** Opening RAW DATA block **

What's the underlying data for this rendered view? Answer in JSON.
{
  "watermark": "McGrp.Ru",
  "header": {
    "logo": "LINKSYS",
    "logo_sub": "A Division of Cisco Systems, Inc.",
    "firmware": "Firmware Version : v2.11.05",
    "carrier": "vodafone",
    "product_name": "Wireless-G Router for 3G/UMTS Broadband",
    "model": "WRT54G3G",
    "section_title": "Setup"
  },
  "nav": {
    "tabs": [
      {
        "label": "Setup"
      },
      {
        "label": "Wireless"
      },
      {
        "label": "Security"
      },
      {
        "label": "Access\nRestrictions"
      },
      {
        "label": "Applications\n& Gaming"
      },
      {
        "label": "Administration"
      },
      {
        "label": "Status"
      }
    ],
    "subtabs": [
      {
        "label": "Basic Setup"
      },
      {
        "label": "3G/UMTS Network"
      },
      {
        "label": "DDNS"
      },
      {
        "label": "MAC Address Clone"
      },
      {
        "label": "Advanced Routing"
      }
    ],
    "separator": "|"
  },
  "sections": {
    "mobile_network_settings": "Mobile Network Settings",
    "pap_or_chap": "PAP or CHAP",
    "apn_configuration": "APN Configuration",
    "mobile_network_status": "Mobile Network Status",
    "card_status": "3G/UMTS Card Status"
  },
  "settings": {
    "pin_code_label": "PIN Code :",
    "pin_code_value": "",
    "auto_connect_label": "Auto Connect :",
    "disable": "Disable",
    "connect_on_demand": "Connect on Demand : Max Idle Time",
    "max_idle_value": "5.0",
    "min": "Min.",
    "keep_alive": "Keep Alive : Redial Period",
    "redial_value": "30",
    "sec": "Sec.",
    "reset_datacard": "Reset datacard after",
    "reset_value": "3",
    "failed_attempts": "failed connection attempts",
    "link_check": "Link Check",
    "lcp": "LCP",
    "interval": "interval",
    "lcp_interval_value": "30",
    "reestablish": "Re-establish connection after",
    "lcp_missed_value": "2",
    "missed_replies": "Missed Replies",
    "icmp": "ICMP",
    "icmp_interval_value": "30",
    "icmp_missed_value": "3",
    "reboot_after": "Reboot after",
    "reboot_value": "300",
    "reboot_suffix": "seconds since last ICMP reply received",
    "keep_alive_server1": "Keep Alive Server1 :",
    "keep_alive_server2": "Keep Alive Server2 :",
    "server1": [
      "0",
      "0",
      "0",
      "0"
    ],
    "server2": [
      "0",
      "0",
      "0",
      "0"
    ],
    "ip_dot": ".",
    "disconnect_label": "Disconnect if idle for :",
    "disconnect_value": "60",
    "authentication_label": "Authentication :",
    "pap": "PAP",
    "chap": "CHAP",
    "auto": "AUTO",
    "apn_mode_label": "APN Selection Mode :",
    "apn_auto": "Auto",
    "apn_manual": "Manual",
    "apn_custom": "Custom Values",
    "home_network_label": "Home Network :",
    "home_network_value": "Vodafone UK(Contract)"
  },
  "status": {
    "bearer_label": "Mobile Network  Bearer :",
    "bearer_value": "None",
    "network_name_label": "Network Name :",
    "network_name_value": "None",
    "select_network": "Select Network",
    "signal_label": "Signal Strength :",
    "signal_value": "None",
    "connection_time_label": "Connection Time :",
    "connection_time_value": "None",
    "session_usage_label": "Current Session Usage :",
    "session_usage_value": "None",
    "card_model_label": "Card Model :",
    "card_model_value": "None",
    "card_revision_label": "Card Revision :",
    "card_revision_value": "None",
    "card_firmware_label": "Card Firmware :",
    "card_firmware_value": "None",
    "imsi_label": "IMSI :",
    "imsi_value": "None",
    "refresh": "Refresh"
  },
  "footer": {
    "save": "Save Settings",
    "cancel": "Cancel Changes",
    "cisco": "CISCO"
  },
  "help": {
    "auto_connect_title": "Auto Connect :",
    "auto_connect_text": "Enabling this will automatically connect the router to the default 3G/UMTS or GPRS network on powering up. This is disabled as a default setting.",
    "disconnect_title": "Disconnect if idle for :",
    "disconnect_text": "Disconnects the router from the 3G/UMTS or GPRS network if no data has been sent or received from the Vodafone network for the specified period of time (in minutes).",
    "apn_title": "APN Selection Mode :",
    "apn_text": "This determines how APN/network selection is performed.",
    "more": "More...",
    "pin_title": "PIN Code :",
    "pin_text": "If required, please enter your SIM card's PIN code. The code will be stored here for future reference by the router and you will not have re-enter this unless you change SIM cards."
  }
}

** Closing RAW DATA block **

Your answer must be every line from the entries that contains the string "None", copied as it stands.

    "bearer_value": "None",
    "network_name_value": "None",
    "signal_value": "None",
    "connection_time_value": "None",
    "session_usage_value": "None",
    "card_model_value": "None",
    "card_revision_value": "None",
    "card_firmware_value": "None",
    "imsi_value": "None",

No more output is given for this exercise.